Beginning November 1, 2018, high-risk medicines sold in India will be required to carry warnings on the packaging, part of a series of moves by the country’s Ministry of Health and Family Welfare to toughen labeling norms on pharmaceuticals.
Under the new rules, the warnings must be printed in black ink within a red, rectangular box on the innermost container of high-risk or sensitive drugs.
The new restrictions are aimed at boosting consumer awareness, preventing the sale of prescription drugs over the counter, and ramping up pharmaceutical company accountability in a vast drug market that has been notoriously underregulated in the past.
The labelling rules apply to a broad array of drugs designed to be used under medical supervision or that have a high risk of side effects. They include some cancer drugs, analgesics, sedatives, narcotics, tranquilizers, antidepressants, and steroids. Warnings will also be required on some antimicrobials and anticoagulants.

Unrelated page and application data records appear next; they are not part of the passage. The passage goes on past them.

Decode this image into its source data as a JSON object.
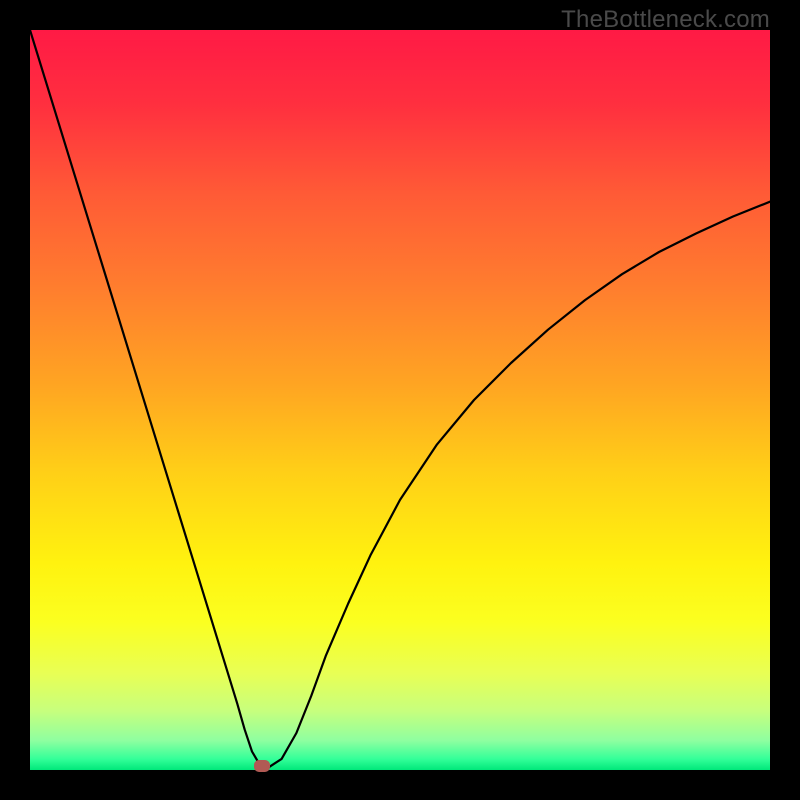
{
  "watermark": "TheBottleneck.com",
  "marker_color": "#b15a54",
  "gradient_stops": [
    {
      "offset": 0.0,
      "color": "#ff1a45"
    },
    {
      "offset": 0.1,
      "color": "#ff2f3f"
    },
    {
      "offset": 0.22,
      "color": "#ff5a36"
    },
    {
      "offset": 0.35,
      "color": "#ff7e2e"
    },
    {
      "offset": 0.48,
      "color": "#ffa522"
    },
    {
      "offset": 0.6,
      "color": "#ffd017"
    },
    {
      "offset": 0.72,
      "color": "#fff20f"
    },
    {
      "offset": 0.8,
      "color": "#fbff20"
    },
    {
      "offset": 0.87,
      "color": "#e8ff55"
    },
    {
      "offset": 0.92,
      "color": "#c7ff7d"
    },
    {
      "offset": 0.96,
      "color": "#8fffa0"
    },
    {
      "offset": 0.985,
      "color": "#34ff99"
    },
    {
      "offset": 1.0,
      "color": "#00e87a"
    }
  ],
  "chart_data": {
    "type": "line",
    "title": "",
    "xlabel": "",
    "ylabel": "",
    "xlim": [
      0,
      100
    ],
    "ylim": [
      0,
      100
    ],
    "x": [
      0,
      2,
      4,
      6,
      8,
      10,
      12,
      14,
      16,
      18,
      20,
      22,
      24,
      26,
      28,
      29,
      30,
      31,
      32,
      34,
      36,
      38,
      40,
      43,
      46,
      50,
      55,
      60,
      65,
      70,
      75,
      80,
      85,
      90,
      95,
      100
    ],
    "values": [
      100,
      93.5,
      87,
      80.5,
      74,
      67.5,
      61,
      54.5,
      48,
      41.5,
      35,
      28.5,
      22,
      15.5,
      9,
      5.5,
      2.5,
      0.8,
      0.2,
      1.5,
      5,
      10,
      15.5,
      22.5,
      29,
      36.5,
      44,
      50,
      55,
      59.5,
      63.5,
      67,
      70,
      72.5,
      74.8,
      76.8
    ],
    "marker": {
      "x": 31.3,
      "y": 0.5
    },
    "grid": false,
    "legend": false
  }
}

India’s domestic pharmaceuticals market, already one of the largest in the world, is projected to exceed $100 billion by 2025.